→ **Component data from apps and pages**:
------------------------
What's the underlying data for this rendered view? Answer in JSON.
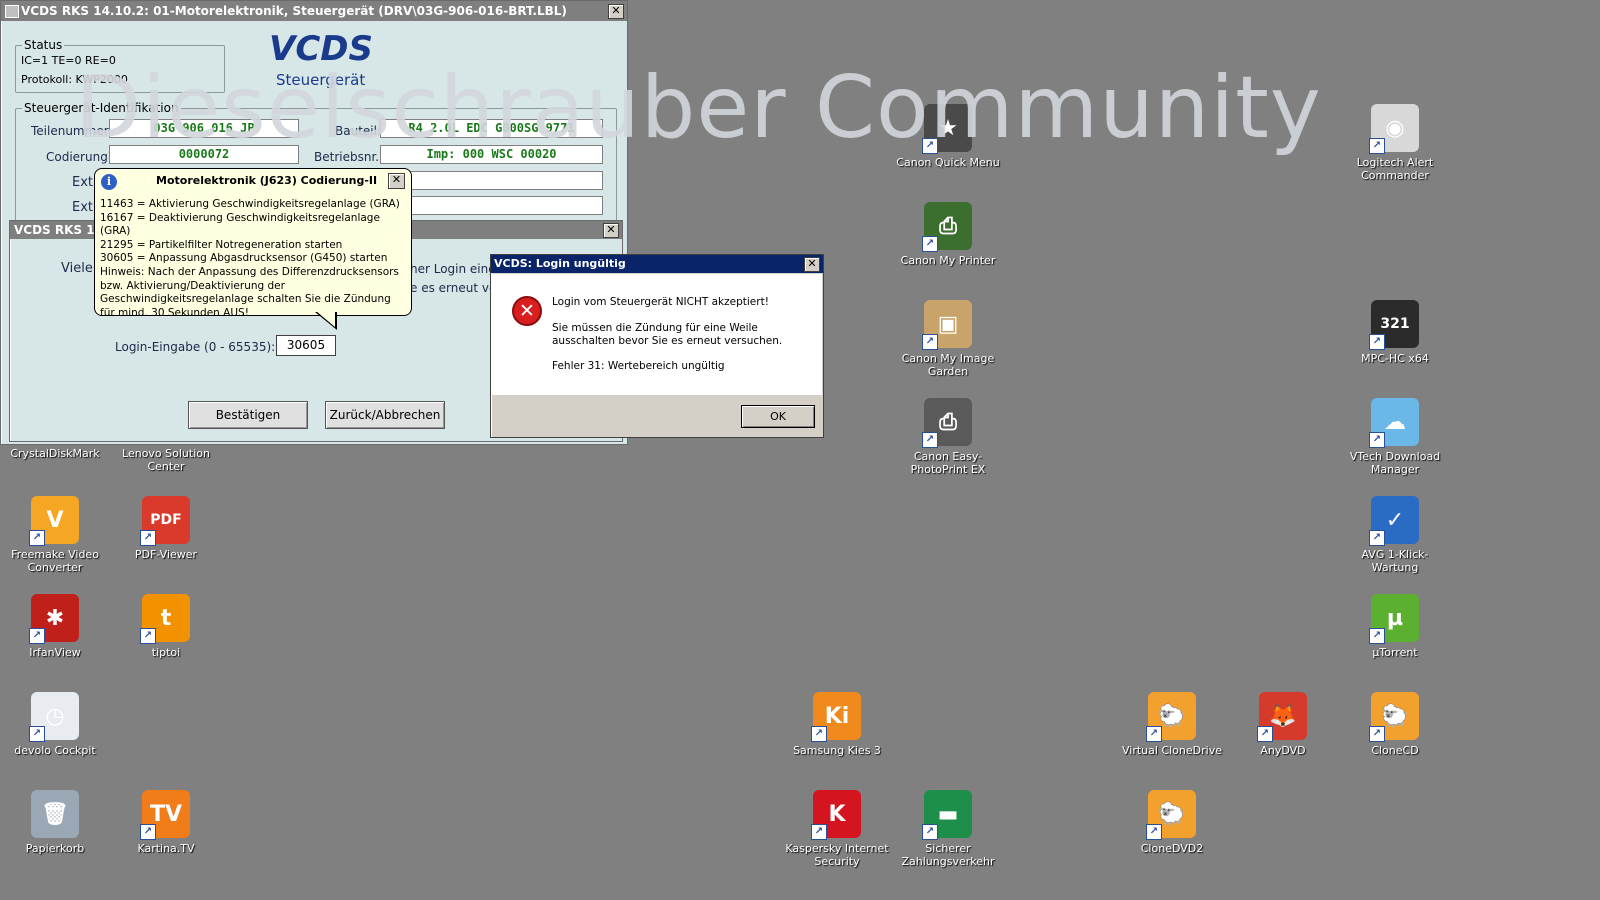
{
  "watermark": "Dieselschrauber Community",
  "main_window": {
    "title": "VCDS RKS 14.10.2: 01-Motorelektronik,  Steuergerät (DRV\\03G-906-016-BRT.LBL)",
    "logo": "VCDS",
    "logo_sub": "Steuergerät",
    "status": {
      "legend": "Status",
      "line1": "IC=1  TE=0   RE=0",
      "line2": "Protokoll: KWP2000"
    },
    "ident": {
      "legend": "Steuergerät-Identifikation",
      "teilenummer_label": "Teilenummer:",
      "teilenummer_value": "03G 906 016 JP",
      "bauteil_label": "Bauteil:",
      "bauteil_value": "R4 2.0L EDC G000SG  9771",
      "codierung_label": "Codierung:",
      "codierung_value": "0000072",
      "betriebsnr_label": "Betriebsnr.:",
      "betriebsnr_value": "Imp: 000     WSC 00020",
      "ext1_label": "Ext",
      "ext2_label": "Ext"
    }
  },
  "sub_window": {
    "title": "VCDS RKS 14.1",
    "text_left": "Viele",
    "text_right1": "her Login eing",
    "text_right2": "e es erneut ve",
    "login_label": "Login-Eingabe (0 - 65535):",
    "login_value": "30605",
    "confirm_button": "Bestätigen",
    "back_button": "Zurück/Abbrechen"
  },
  "tooltip": {
    "title": "Motorelektronik (J623) Codierung-II",
    "lines": [
      "11463 = Aktivierung Geschwindigkeitsregelanlage (GRA)",
      "16167 = Deaktivierung Geschwindigkeitsregelanlage (GRA)",
      "21295 = Partikelfilter Notregeneration starten",
      "30605 = Anpassung Abgasdrucksensor (G450) starten"
    ],
    "hint": "Hinweis: Nach der Anpassung des Differenzdrucksensors bzw. Aktivierung/Deaktivierung der Geschwindigkeitsregelanlage schalten Sie die Zündung für mind. 30 Sekunden AUS!"
  },
  "error_dialog": {
    "title": "VCDS: Login ungültig",
    "line1": "Login vom Steuergerät NICHT akzeptiert!",
    "line2": "Sie müssen die Zündung für eine Weile ausschalten bevor Sie es erneut versuchen.",
    "line3": "Fehler 31: Wertebereich ungültig",
    "ok_button": "OK"
  },
  "desktop_icons": [
    {
      "label": "CrystalDiskMark",
      "glyph": "",
      "color": "#808080"
    },
    {
      "label": "Lenovo Solution Center",
      "glyph": "",
      "color": "#808080"
    },
    {
      "label": "Freemake Video Converter",
      "glyph": "V",
      "color": "#f5a623"
    },
    {
      "label": "PDF-Viewer",
      "glyph": "PDF",
      "color": "#d93a2b"
    },
    {
      "label": "IrfanView",
      "glyph": "✱",
      "color": "#c0201a"
    },
    {
      "label": "tiptoi",
      "glyph": "t",
      "color": "#f39200"
    },
    {
      "label": "devolo Cockpit",
      "glyph": "◷",
      "color": "#e8ecf0"
    },
    {
      "label": "Papierkorb",
      "glyph": "🗑",
      "color": "#9aa7b4"
    },
    {
      "label": "Kartina.TV",
      "glyph": "TV",
      "color": "#f07d1a"
    },
    {
      "label": "Canon Quick Menu",
      "glyph": "★",
      "color": "#4a4a4a"
    },
    {
      "label": "Canon My Printer",
      "glyph": "⎙",
      "color": "#3b6e2f"
    },
    {
      "label": "Canon My Image Garden",
      "glyph": "▣",
      "color": "#c9a46a"
    },
    {
      "label": "Canon Easy-PhotoPrint EX",
      "glyph": "⎙",
      "color": "#5a5a5a"
    },
    {
      "label": "Samsung Kies 3",
      "glyph": "Ki",
      "color": "#f08a1c"
    },
    {
      "label": "Kaspersky Internet Security",
      "glyph": "K",
      "color": "#d4141f"
    },
    {
      "label": "Sicherer Zahlungsverkehr",
      "glyph": "▬",
      "color": "#1e8f4a"
    },
    {
      "label": "Virtual CloneDrive",
      "glyph": "🐑",
      "color": "#f2a02e"
    },
    {
      "label": "AnyDVD",
      "glyph": "🦊",
      "color": "#d63a2a"
    },
    {
      "label": "CloneCD",
      "glyph": "🐑",
      "color": "#f2a02e"
    },
    {
      "label": "CloneDVD2",
      "glyph": "🐑",
      "color": "#f2a02e"
    },
    {
      "label": "Logitech Alert Commander",
      "glyph": "◉",
      "color": "#d8d8d8"
    },
    {
      "label": "MPC-HC x64",
      "glyph": "321",
      "color": "#2b2b2b"
    },
    {
      "label": "VTech Download Manager",
      "glyph": "☁",
      "color": "#6ab7e8"
    },
    {
      "label": "AVG 1-Klick-Wartung",
      "glyph": "✓",
      "color": "#2a6bc4"
    },
    {
      "label": "µTorrent",
      "glyph": "µ",
      "color": "#5cb030"
    }
  ]
}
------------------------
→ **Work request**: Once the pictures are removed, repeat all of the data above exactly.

→ **Result of this task**:
What's the underlying data for this rendered view? Answer in JSON.
{
  "watermark": "Dieselschrauber Community",
  "main_window": {
    "title": "VCDS RKS 14.10.2: 01-Motorelektronik,  Steuergerät (DRV\\03G-906-016-BRT.LBL)",
    "logo": "VCDS",
    "logo_sub": "Steuergerät",
    "status": {
      "legend": "Status",
      "line1": "IC=1  TE=0   RE=0",
      "line2": "Protokoll: KWP2000"
    },
    "ident": {
      "legend": "Steuergerät-Identifikation",
      "teilenummer_label": "Teilenummer:",
      "teilenummer_value": "03G 906 016 JP",
      "bauteil_label": "Bauteil:",
      "bauteil_value": "R4 2.0L EDC G000SG  9771",
      "codierung_label": "Codierung:",
      "codierung_value": "0000072",
      "betriebsnr_label": "Betriebsnr.:",
      "betriebsnr_value": "Imp: 000     WSC 00020",
      "ext1_label": "Ext",
      "ext2_label": "Ext"
    }
  },
  "sub_window": {
    "title": "VCDS RKS 14.1",
    "text_left": "Viele",
    "text_right1": "her Login eing",
    "text_right2": "e es erneut ve",
    "login_label": "Login-Eingabe (0 - 65535):",
    "login_value": "30605",
    "confirm_button": "Bestätigen",
    "back_button": "Zurück/Abbrechen"
  },
  "tooltip": {
    "title": "Motorelektronik (J623) Codierung-II",
    "lines": [
      "11463 = Aktivierung Geschwindigkeitsregelanlage (GRA)",
      "16167 = Deaktivierung Geschwindigkeitsregelanlage (GRA)",
      "21295 = Partikelfilter Notregeneration starten",
      "30605 = Anpassung Abgasdrucksensor (G450) starten"
    ],
    "hint": "Hinweis: Nach der Anpassung des Differenzdrucksensors bzw. Aktivierung/Deaktivierung der Geschwindigkeitsregelanlage schalten Sie die Zündung für mind. 30 Sekunden AUS!"
  },
  "error_dialog": {
    "title": "VCDS: Login ungültig",
    "line1": "Login vom Steuergerät NICHT akzeptiert!",
    "line2": "Sie müssen die Zündung für eine Weile ausschalten bevor Sie es erneut versuchen.",
    "line3": "Fehler 31: Wertebereich ungültig",
    "ok_button": "OK"
  },
  "desktop_icons": [
    {
      "label": "CrystalDiskMark",
      "glyph": "",
      "color": "#808080"
    },
    {
      "label": "Lenovo Solution Center",
      "glyph": "",
      "color": "#808080"
    },
    {
      "label": "Freemake Video Converter",
      "glyph": "V",
      "color": "#f5a623"
    },
    {
      "label": "PDF-Viewer",
      "glyph": "PDF",
      "color": "#d93a2b"
    },
    {
      "label": "IrfanView",
      "glyph": "✱",
      "color": "#c0201a"
    },
    {
      "label": "tiptoi",
      "glyph": "t",
      "color": "#f39200"
    },
    {
      "label": "devolo Cockpit",
      "glyph": "◷",
      "color": "#e8ecf0"
    },
    {
      "label": "Papierkorb",
      "glyph": "🗑",
      "color": "#9aa7b4"
    },
    {
      "label": "Kartina.TV",
      "glyph": "TV",
      "color": "#f07d1a"
    },
    {
      "label": "Canon Quick Menu",
      "glyph": "★",
      "color": "#4a4a4a"
    },
    {
      "label": "Canon My Printer",
      "glyph": "⎙",
      "color": "#3b6e2f"
    },
    {
      "label": "Canon My Image Garden",
      "glyph": "▣",
      "color": "#c9a46a"
    },
    {
      "label": "Canon Easy-PhotoPrint EX",
      "glyph": "⎙",
      "color": "#5a5a5a"
    },
    {
      "label": "Samsung Kies 3",
      "glyph": "Ki",
      "color": "#f08a1c"
    },
    {
      "label": "Kaspersky Internet Security",
      "glyph": "K",
      "color": "#d4141f"
    },
    {
      "label": "Sicherer Zahlungsverkehr",
      "glyph": "▬",
      "color": "#1e8f4a"
    },
    {
      "label": "Virtual CloneDrive",
      "glyph": "🐑",
      "color": "#f2a02e"
    },
    {
      "label": "AnyDVD",
      "glyph": "🦊",
      "color": "#d63a2a"
    },
    {
      "label": "CloneCD",
      "glyph": "🐑",
      "color": "#f2a02e"
    },
    {
      "label": "CloneDVD2",
      "glyph": "🐑",
      "color": "#f2a02e"
    },
    {
      "label": "Logitech Alert Commander",
      "glyph": "◉",
      "color": "#d8d8d8"
    },
    {
      "label": "MPC-HC x64",
      "glyph": "321",
      "color": "#2b2b2b"
    },
    {
      "label": "VTech Download Manager",
      "glyph": "☁",
      "color": "#6ab7e8"
    },
    {
      "label": "AVG 1-Klick-Wartung",
      "glyph": "✓",
      "color": "#2a6bc4"
    },
    {
      "label": "µTorrent",
      "glyph": "µ",
      "color": "#5cb030"
    }
  ]
}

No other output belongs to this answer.